Probate is required in Texas when someone dies with a will, or dies without a will and leaves assets worth more than $75,000. There are, however, ways to avoid probate.
Probate is not needed when there is no will and the estate is valued at $75,000 or less, in which case a small estate affidavit is used. Probate can also be avoided through estate planning methods that an estate planning attorney can help you implement.
Filing – An application for probate must be filed with a court in the county where the decedent resided. Larger counties have designated probate courts, but smaller counties file with the general county court.
Posting – After filing, the county clerk will post a notice at the courthouse that the probate application was filed. The notice will remain in place for two weeks and if no one has contested the will or the administration of the estate during that time, the court will open the administration. Service of process by mail or in person may be necessary depending on the type of probate.
Appointment of Administrator/Executor – The judge will hold a hearing and legally recognize the decedent’s death. The judge will then verify that the decedent’s will was valid or that there was no will, and then the judge will either recognize the executor if there is a valid will or appoint an administrator if there is no will.
Inventory of Assets – It is the job of the executor or administrator to catalog and file with the county clerk all the assets of the estate within 90 days of their appointment. The document is called Inventory, Appraisement, and List of Claims. There is an exception though for independent executors. They may file an Affidavit in Lieu of Inventory that swears that there are no unpaid debts and that all beneficiaries have received a copy of the inventory. This exception provides privacy for the estate by not making the inventory public record.

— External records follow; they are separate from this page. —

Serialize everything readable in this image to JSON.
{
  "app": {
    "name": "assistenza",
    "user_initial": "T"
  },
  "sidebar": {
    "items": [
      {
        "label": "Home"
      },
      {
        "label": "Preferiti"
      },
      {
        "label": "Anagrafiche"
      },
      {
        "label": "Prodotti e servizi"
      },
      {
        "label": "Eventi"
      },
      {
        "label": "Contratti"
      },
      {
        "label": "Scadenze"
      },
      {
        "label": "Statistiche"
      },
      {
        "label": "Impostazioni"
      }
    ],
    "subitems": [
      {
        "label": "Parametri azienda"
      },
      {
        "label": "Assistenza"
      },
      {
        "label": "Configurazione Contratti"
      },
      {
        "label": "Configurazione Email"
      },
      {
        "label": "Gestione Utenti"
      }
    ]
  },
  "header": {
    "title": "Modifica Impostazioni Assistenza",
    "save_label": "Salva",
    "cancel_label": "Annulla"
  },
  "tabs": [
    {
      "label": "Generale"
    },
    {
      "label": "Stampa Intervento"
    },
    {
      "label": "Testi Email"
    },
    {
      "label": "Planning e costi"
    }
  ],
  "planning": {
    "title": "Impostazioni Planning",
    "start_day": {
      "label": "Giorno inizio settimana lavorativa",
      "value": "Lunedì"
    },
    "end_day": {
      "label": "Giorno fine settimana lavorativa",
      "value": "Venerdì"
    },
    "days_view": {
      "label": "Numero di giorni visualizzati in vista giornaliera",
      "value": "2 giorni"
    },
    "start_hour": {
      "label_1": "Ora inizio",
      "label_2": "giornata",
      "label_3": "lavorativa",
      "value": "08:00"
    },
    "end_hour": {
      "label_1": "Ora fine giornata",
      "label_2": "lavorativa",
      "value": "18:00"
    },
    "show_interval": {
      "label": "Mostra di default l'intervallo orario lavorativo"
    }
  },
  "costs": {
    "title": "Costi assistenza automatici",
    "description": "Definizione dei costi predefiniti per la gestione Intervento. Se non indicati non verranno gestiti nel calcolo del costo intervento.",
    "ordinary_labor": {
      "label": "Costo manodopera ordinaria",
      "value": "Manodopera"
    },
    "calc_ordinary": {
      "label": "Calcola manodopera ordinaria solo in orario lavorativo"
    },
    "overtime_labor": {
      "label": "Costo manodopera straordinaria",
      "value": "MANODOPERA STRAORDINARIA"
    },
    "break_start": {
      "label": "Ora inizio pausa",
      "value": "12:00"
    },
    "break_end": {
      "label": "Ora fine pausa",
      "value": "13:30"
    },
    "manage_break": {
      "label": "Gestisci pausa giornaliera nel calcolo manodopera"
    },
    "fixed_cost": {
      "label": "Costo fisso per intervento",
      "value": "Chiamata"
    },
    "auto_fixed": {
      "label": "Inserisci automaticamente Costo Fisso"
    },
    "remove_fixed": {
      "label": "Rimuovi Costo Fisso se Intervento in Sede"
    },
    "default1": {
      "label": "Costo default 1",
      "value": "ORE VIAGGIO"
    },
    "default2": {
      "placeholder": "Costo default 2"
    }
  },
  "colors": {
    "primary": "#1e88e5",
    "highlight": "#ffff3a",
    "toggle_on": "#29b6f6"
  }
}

Heirs and Beneficiaries Identified – If there is a valid will, the executor of the estate must notify the beneficiaries. If there is no will, the Texas probate court will determine the heirs. Determination of heirship can be complicated. The application to determine heirship must be filed in the county where the real property of the estate is located, and if there are unknown heirs, notices of the probate proceedings must be posted in newspapers and at the courthouse. A secured creditor may also initiate the determination of heirship proceedings.
Notifying Creditors – The creditors of the estate must be notified so that debts can be paid out of the estate before the assets are distributed. Creditors are typically noticed by publication in the local newspaper.
Resolving Contests – If a beneficiary is contesting the will, the judge must hold a hearing and make a ruling on the issue before the assets can be distributed. The person contesting the will must prove in court that it is invalid. If the will is found to be invalid, the estate must be administered under the laws of intestacy.
Distribution – Finally, the assets must be distributed to the beneficiaries or the heirs.
Other than Dependent Administrations, probate typically takes between 3 to 6 months. If disputes arise, it can take much longer.
The attorney fees may range may be as low as $1,000 or significantly higher, depending on the work involved, the complexity, and the type of probate. For example, a Muniment of Title may only cost $1,000 to $1,500 in attorney fees, whereas a complex Dependent Administration could cost up to $10,000 or more. Court costs and the costs to publish, post, and serve notices could cost an additional $500.
The probate process is very complex and involves extensive legal knowledge. Each case is unique, and the process could be as simple as a few filings and a single prove-up hearing, or it could be multifaceted and require a great deal of court involvement. If you are unsure of where to start or even how much work the probate process will involve, schedule a consultation with our Texas Probate Attorneys.